“Currently, the primary goal for service providers is to have as many routes as possible, which gives you better connectivity. The more routes you have, the easier it is for your customers to reach destinations on the Internet. The problem with RPKI origin validation is that you filter routes out of the routing table, which goes against having as many routes as possible,” he says.

“As soon as you enable RPKI origin validation, you lose about 5000-ish routes from the global routing table. That’s very scary if your business is based on selling the best connectivity there is. What definitely helps in conversations in deploying RPKI with Tier 1 providers and cloud providers, is that they receive only five to ten complaints in the first year of not being able to reach a destination—and those can usually be resolved within a day or two.”

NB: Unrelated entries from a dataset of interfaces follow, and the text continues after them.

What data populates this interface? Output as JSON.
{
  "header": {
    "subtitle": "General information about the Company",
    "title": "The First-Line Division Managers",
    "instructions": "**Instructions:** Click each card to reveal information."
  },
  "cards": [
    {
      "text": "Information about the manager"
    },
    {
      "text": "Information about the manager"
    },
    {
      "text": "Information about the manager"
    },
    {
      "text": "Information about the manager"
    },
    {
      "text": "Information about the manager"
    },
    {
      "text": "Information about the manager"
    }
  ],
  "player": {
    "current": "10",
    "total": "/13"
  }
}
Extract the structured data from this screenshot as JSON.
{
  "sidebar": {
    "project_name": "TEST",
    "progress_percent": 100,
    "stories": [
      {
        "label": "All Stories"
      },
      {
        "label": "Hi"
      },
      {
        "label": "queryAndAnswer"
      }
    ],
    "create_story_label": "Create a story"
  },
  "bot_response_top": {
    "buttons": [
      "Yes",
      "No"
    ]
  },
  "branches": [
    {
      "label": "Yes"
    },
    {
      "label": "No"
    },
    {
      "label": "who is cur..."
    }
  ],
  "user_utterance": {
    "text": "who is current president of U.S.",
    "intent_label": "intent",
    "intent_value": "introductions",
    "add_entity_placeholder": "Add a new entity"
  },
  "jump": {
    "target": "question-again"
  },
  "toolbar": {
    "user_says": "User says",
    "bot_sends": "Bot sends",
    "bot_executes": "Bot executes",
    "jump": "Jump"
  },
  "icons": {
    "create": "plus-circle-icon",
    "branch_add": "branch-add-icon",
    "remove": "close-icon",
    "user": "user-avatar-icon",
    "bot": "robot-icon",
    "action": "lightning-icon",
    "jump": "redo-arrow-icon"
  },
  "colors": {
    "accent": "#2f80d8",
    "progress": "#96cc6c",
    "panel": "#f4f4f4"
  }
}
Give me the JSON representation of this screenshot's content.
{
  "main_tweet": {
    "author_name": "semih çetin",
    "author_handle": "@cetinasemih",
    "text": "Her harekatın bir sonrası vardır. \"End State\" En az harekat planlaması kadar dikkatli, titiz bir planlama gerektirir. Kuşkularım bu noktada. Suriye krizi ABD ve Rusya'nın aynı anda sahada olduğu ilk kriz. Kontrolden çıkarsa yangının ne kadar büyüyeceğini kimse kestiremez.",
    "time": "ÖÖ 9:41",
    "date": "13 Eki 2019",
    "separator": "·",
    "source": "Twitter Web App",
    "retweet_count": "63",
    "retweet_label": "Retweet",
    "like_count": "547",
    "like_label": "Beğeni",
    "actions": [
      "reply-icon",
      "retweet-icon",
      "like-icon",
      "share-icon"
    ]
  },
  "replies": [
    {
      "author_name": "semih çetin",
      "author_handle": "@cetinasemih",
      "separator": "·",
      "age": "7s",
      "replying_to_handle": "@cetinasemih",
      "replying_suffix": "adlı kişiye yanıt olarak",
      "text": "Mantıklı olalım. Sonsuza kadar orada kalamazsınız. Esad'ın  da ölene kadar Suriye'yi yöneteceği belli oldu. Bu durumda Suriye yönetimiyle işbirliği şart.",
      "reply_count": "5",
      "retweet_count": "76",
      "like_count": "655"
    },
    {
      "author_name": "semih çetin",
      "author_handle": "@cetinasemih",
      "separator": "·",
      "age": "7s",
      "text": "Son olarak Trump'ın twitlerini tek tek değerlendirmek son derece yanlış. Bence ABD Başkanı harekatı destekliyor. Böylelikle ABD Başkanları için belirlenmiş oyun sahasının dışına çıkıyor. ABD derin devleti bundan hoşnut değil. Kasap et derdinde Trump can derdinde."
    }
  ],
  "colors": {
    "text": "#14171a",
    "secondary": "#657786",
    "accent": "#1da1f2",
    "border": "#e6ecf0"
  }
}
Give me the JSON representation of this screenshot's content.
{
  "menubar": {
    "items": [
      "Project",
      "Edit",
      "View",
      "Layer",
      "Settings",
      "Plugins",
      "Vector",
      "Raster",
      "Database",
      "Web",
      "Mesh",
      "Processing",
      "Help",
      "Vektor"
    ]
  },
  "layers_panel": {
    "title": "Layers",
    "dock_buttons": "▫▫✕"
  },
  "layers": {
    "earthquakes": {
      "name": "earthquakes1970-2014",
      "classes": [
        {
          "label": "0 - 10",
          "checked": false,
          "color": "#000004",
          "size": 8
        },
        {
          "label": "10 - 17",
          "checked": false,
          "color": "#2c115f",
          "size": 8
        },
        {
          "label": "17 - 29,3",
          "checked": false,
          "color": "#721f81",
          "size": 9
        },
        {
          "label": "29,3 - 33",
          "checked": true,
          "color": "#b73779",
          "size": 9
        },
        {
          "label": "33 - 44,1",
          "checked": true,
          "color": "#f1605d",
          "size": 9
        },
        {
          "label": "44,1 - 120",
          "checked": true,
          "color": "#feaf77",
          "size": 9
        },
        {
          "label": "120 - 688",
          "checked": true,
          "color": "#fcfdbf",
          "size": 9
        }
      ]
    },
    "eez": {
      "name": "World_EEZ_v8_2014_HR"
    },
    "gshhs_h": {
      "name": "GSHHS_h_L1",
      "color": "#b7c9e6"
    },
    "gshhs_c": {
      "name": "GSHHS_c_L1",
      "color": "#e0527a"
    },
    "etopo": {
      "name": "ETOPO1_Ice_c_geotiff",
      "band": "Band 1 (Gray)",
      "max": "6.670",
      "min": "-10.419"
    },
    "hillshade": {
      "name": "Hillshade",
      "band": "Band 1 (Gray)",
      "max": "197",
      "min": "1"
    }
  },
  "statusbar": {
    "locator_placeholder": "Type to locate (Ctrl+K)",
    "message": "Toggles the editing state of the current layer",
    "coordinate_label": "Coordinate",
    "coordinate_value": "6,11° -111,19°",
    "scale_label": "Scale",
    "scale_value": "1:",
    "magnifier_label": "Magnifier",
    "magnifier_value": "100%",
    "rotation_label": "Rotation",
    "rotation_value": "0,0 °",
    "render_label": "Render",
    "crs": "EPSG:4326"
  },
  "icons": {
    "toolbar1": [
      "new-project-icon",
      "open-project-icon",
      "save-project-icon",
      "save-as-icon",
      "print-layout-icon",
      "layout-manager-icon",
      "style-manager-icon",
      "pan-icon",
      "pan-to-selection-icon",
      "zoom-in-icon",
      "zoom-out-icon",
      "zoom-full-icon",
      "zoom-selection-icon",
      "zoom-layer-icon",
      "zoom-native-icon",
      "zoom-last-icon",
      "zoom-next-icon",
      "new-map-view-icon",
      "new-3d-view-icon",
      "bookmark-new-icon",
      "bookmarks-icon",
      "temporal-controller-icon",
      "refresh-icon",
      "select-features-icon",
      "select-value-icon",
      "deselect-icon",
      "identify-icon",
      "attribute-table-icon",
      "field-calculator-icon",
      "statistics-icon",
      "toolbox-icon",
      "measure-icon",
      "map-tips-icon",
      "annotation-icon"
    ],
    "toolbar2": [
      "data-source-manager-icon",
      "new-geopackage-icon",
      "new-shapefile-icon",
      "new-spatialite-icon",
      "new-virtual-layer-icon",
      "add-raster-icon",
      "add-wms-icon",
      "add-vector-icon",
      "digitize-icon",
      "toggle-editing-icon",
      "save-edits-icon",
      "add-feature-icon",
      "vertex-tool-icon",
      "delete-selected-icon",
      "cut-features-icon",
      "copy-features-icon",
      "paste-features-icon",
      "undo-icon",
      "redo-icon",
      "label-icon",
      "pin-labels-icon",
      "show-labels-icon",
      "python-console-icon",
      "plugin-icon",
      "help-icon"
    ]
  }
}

While there are some initial financial costs to upgrading to RPKI, including the possibility of upgrading to routing hardware that supports it and potential new hires to help implement and manage the upgrade, the major investment is cultural, says Flavio Luciani, chief technology officer at Italian Internet exchange point NameX. While approximately 60 percent of the Tier 1 service providers around the world have implemented RPKI, only about one-third of all ISPs and cloud providers have.

“Trying to facilitate RPKI at the small ISPs is very hard. I offer it to them for free, I offer support for free, I offer free workshops. So far, I’ve convinced 20, maybe 25 wireless providers to join the initiative.

There are ways to secure BGP routes from hijacking that take less cajoling but are less effective. One of these initiatives is an effort, also spearheaded by MANRS, to make route filtering more consistent through the publicly-used Internet Routing Registries already in use. Getting ISPs and cloud providers to focus on prioritizing well-known, validated routes will help reduce the impact of the kinds of large-scale shutdowns we saw last spring, says Aelmans.

“Internet Routing Registry filtering is the precursor to Routing Public Key Infrastructure. It’s less verifiable, but still pretty reliable. If you can’t deploy RPKI, at least use Internet Routing Registry filtering,” he says.

Aelmans recommends that in lieu of RPKI, and in addition to Internet Routing Registry filtering, service providers make at least three additional changes to help better secure themselves against BGP hijacking.

-“Sign your prefixes with ROAs.” Route Origin Authorizations manage all the public IP space. They can be downloaded by validator software and used to create a list of prefixes.

-“Upstream your aggregates.” Use egress filtering, he says, to control the prefixes that are sent to the AS network peers and the Internet. That way, the only prefixes exported are the ones explicitly permitted by the policy.

-“Don’t forget to filter your ingresses.” Ingress filtering should be synchronized with egress policy, including on the services’ own RC19 space.

Without addressing these vulnerabilities, either through RPKI or stopgap measures, BGP hijacking will be able to continue unabated. Nation-state hackers have learned how to exploit this fragile technology that the Internet depends on for espionage, interference, and destruction. Unless Internet service providers take important measures to secure their BGP routing, BGP hijacking will remain a potent tool for government-aligned hackers, says Aelmans.

“BGP was only meant to connect a couple of networks, so there was no reason for any security mechanism. When you look at the way the Internet has scaled, there’s now no way to know everything that everyone is announcing on the Internet. But we rely on BGP, so we have to use these bandages,” he says.

Seth Rosenblatt
Editor-in-chief at The Parallax

Seth is the founder and lead reporter for The Parallax, a consumer-focused cybersecurity and privacy news site that specializes in explaining the news behind the headlines, with a focus on news features and explainers.